3. Tinker Tailor Soldier Spy/ Smiley’s People
In the novel, the Ricki Tarr story is set in Hong Kong. The cost of flying even a small unit there and back was so high I asked the Producer (Jonathan Powell) if the author (John le Carre) would consider an alternative somewhat nearer and less expensive. By this time, Le Carre had written The Honourable Schoolboy, mostly set in Hong Kong and was quite pleased to move the story. He gave us a list of acceptable places and we eventually settled on Lisbon, which also had a prison suitable for the meeting between Smiley and Karla in India long ago.

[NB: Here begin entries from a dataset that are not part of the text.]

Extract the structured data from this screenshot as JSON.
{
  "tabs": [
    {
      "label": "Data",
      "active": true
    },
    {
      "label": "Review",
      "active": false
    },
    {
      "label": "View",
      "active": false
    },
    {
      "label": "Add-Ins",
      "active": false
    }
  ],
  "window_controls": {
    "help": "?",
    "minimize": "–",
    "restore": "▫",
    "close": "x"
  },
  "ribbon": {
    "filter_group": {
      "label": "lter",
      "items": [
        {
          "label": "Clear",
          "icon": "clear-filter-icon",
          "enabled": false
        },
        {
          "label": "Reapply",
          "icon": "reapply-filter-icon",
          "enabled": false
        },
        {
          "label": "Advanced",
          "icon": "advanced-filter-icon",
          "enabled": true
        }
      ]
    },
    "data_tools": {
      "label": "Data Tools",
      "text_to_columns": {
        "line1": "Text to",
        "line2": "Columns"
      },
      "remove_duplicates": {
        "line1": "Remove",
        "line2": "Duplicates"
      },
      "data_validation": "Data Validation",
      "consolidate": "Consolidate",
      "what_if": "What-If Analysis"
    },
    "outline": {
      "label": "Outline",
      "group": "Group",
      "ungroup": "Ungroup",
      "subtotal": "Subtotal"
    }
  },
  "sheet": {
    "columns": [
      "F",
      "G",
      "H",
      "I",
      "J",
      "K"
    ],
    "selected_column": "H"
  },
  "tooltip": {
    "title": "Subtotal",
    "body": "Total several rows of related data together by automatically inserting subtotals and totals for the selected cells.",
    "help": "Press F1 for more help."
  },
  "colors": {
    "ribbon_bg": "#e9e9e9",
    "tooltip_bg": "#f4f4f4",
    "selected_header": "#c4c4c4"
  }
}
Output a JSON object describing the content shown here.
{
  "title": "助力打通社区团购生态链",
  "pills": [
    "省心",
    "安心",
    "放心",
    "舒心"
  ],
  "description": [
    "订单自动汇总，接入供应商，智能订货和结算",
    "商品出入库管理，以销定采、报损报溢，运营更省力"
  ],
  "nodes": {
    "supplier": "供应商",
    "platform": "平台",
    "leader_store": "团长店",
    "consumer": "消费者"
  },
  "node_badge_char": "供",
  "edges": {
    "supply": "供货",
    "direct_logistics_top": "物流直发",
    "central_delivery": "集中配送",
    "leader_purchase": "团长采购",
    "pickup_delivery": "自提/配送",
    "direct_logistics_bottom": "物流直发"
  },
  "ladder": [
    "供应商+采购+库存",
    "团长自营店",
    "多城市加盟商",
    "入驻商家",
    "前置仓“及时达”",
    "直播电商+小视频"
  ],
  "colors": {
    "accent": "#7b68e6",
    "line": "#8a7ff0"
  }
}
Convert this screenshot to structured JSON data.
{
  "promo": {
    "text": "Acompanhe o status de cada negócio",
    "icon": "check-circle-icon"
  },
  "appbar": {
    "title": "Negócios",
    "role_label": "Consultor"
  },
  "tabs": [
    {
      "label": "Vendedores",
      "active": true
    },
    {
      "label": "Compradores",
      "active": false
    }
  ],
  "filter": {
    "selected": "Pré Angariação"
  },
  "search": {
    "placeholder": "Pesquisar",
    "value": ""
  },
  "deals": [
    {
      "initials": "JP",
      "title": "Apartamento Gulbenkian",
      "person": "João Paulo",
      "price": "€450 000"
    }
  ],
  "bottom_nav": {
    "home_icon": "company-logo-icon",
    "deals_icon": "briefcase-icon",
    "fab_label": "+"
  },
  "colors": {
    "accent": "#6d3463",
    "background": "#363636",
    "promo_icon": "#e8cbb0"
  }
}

Karla said nothing in the scene, but needed to be played by a very good actor, with a strong screen presence, but not so well known that the audience would say, Oh, him again. Patrick Stewart, well known in the theatre but not then on screen, was mooted; alas, he could not go to Lisbon due to his commitments at the Royal Shakespeare Company.
The actor chosen instead became ill and was unable to go to Lisbon during the shoot, but due to bad weather filming was already behind schedule and the scene was rescheduled to the UK, where a suitable location proved impossible to find. Eventually I suggested we build a set at the BBC’s Ealing film Studios.
Austin Spriggs, the designer, hated sets and turned purple at the prospect, but accepted the idea, his Assistant did the drawings and we booked a day on Stage 2.
Meanwhile, the RSC was playing its London season at the Aldwych, so we could have Patrick Stewart for the day and he could play Karla, which he did very well. It is no small task to stay silent and faintly menacing in the face of a major actor such as Sir Alec Guinness.
The Lighting Cameraman (Tony Pierce Roberts) was greatly helped by having the full resources and space for studio lighting, as Smiley was supposed to be twenty years younger.
For Tinker Tailor, we used Glasgow as Brno (helped by a former inhabitant then working for The World Service who was shown pictures of the Gorbals (a formerly slum area largely rebuilt with grim council blocks) and told us if they would pass as Brno).
For Smiley’s People, we used real locations for exteriors and some interiors as well.
We filmed in Paris, in Germany and In Switzerland, and originally planned to film the crossing of Karla to the West actually in Berlin. This was, however, before the removal of the wall and the political situation was tense, so it was decided to do this sequence in the UK. A suitable bridge was found in Nottingham. The Council and the Police agreed that we could close the bridge at night (though on one night, only after the away fans from some football match had been escorted over it to the station). Once closed, we could rig up machine gun towers, tank traps, barbed wire, our own street lights and crossing gates.
House boats normally moored near the bridge were moved and continental cobbles laid on some muddy ground under the ‘Western’ end of the bridge. An entire lighting crew and a generator were used to light up a graphics sign (I think on a refuse incinerator) suggesting it was the Eastern Berlin Electric Company. Most of the drama was contained in a series of will he/won’t he come scenes, the script called for a little figure to be seen, at last, crossing the bridge.
This was meant to be an Extra (now known as Supporting Artist) but it occurred to me that Nottingham was not all that far from Stratford and that Patrick was there with the RSC……
So he was collected from the theatre after a performance and walked over the bridge for us; because it was him, the Director (Simon Langton) could get closer and have better shots of the last moments of the film.
I’ve always liked this story for the way it shows that fate moves in mysterious ways, and sometimes, if rarely, for the best.